• Work request:
Write out the data below in full, unchanged, minus the images.

Records from a data source
________

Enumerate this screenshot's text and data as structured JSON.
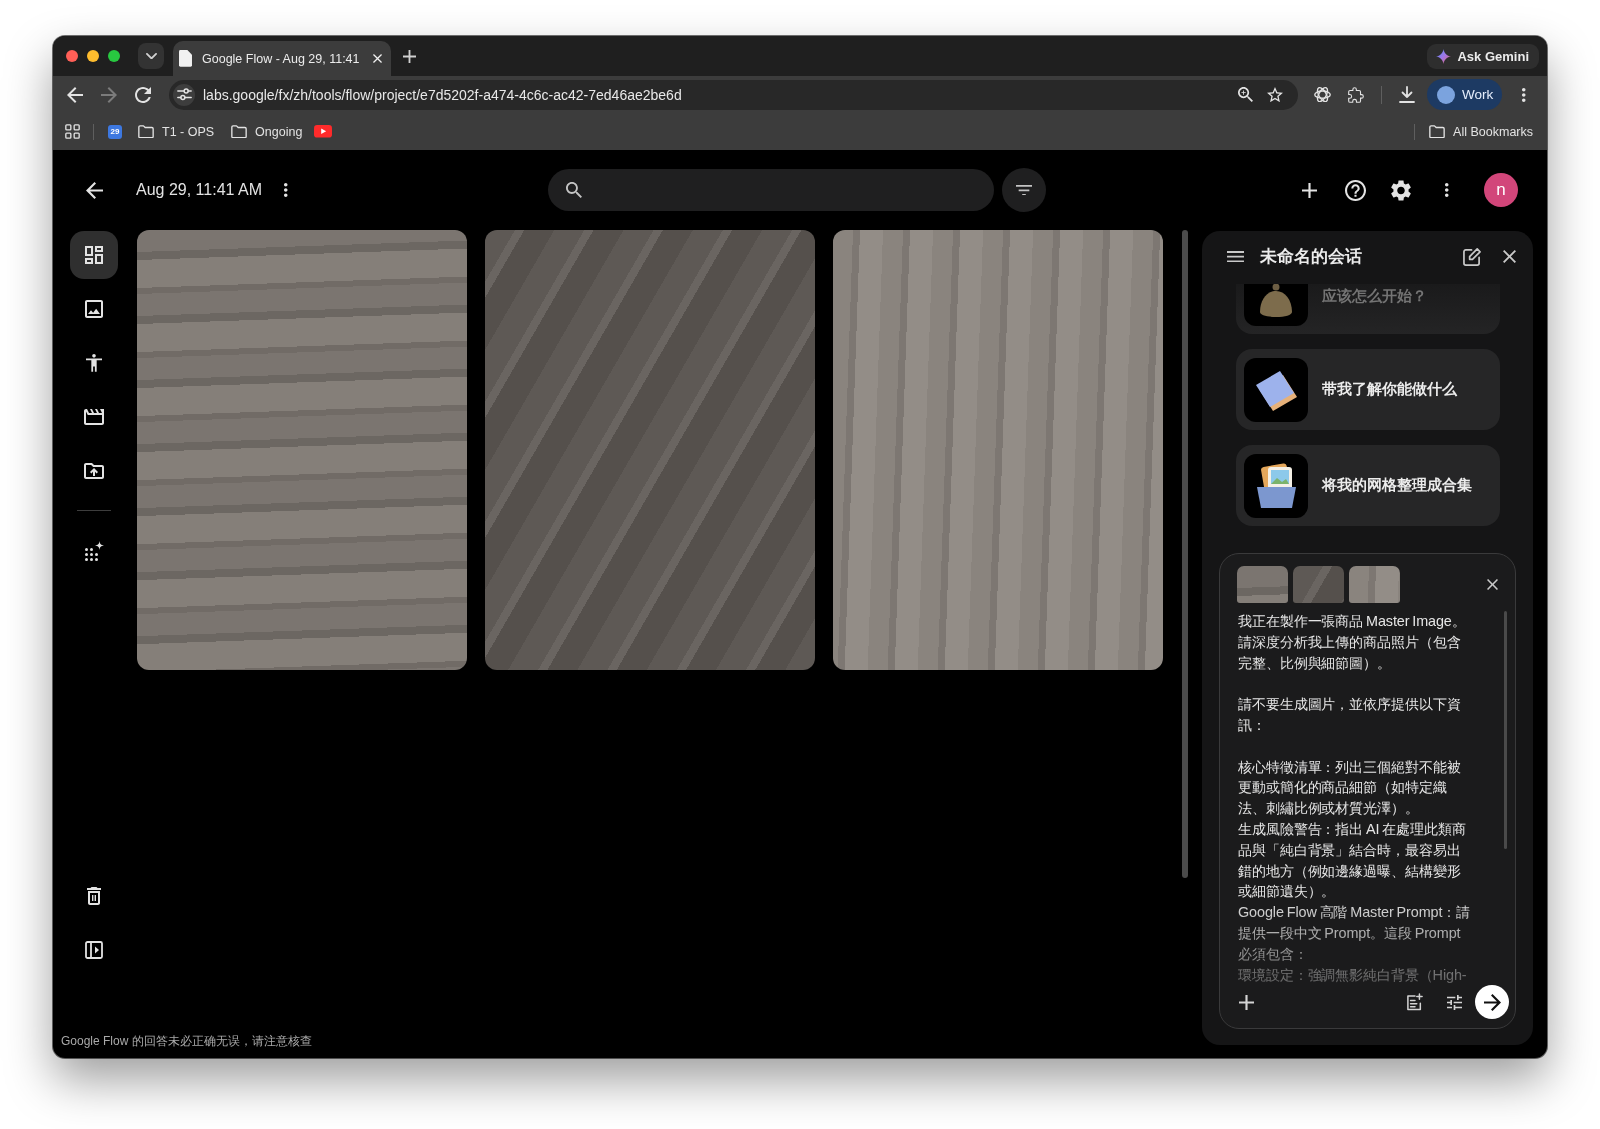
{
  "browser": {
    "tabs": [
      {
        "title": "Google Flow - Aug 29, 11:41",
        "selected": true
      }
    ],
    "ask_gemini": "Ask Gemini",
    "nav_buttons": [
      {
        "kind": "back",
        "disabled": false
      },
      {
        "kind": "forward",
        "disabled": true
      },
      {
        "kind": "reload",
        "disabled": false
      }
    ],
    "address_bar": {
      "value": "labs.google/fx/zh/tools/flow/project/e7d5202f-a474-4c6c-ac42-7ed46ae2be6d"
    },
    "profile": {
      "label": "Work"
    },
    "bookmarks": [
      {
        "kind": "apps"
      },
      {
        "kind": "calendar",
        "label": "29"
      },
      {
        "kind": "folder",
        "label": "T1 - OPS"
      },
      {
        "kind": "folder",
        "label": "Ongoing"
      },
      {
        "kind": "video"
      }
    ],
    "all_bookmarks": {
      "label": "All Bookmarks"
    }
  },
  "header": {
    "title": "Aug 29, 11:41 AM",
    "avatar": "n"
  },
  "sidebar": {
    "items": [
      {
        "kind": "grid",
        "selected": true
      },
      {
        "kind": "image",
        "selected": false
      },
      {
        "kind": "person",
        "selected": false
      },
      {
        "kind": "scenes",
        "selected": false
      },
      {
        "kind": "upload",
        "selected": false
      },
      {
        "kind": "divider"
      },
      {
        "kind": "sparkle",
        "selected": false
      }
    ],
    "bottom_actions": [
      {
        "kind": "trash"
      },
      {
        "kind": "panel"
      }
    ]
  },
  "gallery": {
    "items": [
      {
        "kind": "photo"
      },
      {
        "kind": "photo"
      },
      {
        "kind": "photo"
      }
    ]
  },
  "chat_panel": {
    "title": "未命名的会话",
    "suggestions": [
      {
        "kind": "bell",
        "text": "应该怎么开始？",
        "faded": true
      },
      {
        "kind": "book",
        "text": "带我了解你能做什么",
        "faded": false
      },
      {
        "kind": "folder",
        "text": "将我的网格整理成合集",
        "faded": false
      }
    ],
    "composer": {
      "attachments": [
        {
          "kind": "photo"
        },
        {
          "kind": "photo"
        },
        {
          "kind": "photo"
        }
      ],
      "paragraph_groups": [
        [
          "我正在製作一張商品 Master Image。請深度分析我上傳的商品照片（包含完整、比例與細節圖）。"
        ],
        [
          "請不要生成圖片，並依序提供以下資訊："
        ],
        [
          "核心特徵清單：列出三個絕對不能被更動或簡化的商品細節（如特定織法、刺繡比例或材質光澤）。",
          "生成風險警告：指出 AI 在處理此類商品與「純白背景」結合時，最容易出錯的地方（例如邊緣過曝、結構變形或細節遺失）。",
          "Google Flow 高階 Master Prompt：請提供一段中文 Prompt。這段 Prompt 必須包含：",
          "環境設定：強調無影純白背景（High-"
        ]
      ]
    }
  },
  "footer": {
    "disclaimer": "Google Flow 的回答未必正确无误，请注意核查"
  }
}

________

• Response to this exercise:
Enumerate this screenshot's text and data as structured JSON.
{
  "browser": {
    "tabs": [
      {
        "title": "Google Flow - Aug 29, 11:41",
        "selected": true
      }
    ],
    "ask_gemini": "Ask Gemini",
    "nav_buttons": [
      {
        "kind": "back",
        "disabled": false
      },
      {
        "kind": "forward",
        "disabled": true
      },
      {
        "kind": "reload",
        "disabled": false
      }
    ],
    "address_bar": {
      "value": "labs.google/fx/zh/tools/flow/project/e7d5202f-a474-4c6c-ac42-7ed46ae2be6d"
    },
    "profile": {
      "label": "Work"
    },
    "bookmarks": [
      {
        "kind": "apps"
      },
      {
        "kind": "calendar",
        "label": "29"
      },
      {
        "kind": "folder",
        "label": "T1 - OPS"
      },
      {
        "kind": "folder",
        "label": "Ongoing"
      },
      {
        "kind": "video"
      }
    ],
    "all_bookmarks": {
      "label": "All Bookmarks"
    }
  },
  "header": {
    "title": "Aug 29, 11:41 AM",
    "avatar": "n"
  },
  "sidebar": {
    "items": [
      {
        "kind": "grid",
        "selected": true
      },
      {
        "kind": "image",
        "selected": false
      },
      {
        "kind": "person",
        "selected": false
      },
      {
        "kind": "scenes",
        "selected": false
      },
      {
        "kind": "upload",
        "selected": false
      },
      {
        "kind": "divider"
      },
      {
        "kind": "sparkle",
        "selected": false
      }
    ],
    "bottom_actions": [
      {
        "kind": "trash"
      },
      {
        "kind": "panel"
      }
    ]
  },
  "gallery": {
    "items": [
      {
        "kind": "photo"
      },
      {
        "kind": "photo"
      },
      {
        "kind": "photo"
      }
    ]
  },
  "chat_panel": {
    "title": "未命名的会话",
    "suggestions": [
      {
        "kind": "bell",
        "text": "应该怎么开始？",
        "faded": true
      },
      {
        "kind": "book",
        "text": "带我了解你能做什么",
        "faded": false
      },
      {
        "kind": "folder",
        "text": "将我的网格整理成合集",
        "faded": false
      }
    ],
    "composer": {
      "attachments": [
        {
          "kind": "photo"
        },
        {
          "kind": "photo"
        },
        {
          "kind": "photo"
        }
      ],
      "paragraph_groups": [
        [
          "我正在製作一張商品 Master Image。請深度分析我上傳的商品照片（包含完整、比例與細節圖）。"
        ],
        [
          "請不要生成圖片，並依序提供以下資訊："
        ],
        [
          "核心特徵清單：列出三個絕對不能被更動或簡化的商品細節（如特定織法、刺繡比例或材質光澤）。",
          "生成風險警告：指出 AI 在處理此類商品與「純白背景」結合時，最容易出錯的地方（例如邊緣過曝、結構變形或細節遺失）。",
          "Google Flow 高階 Master Prompt：請提供一段中文 Prompt。這段 Prompt 必須包含：",
          "環境設定：強調無影純白背景（High-"
        ]
      ]
    }
  },
  "footer": {
    "disclaimer": "Google Flow 的回答未必正确无误，请注意核查"
  }
}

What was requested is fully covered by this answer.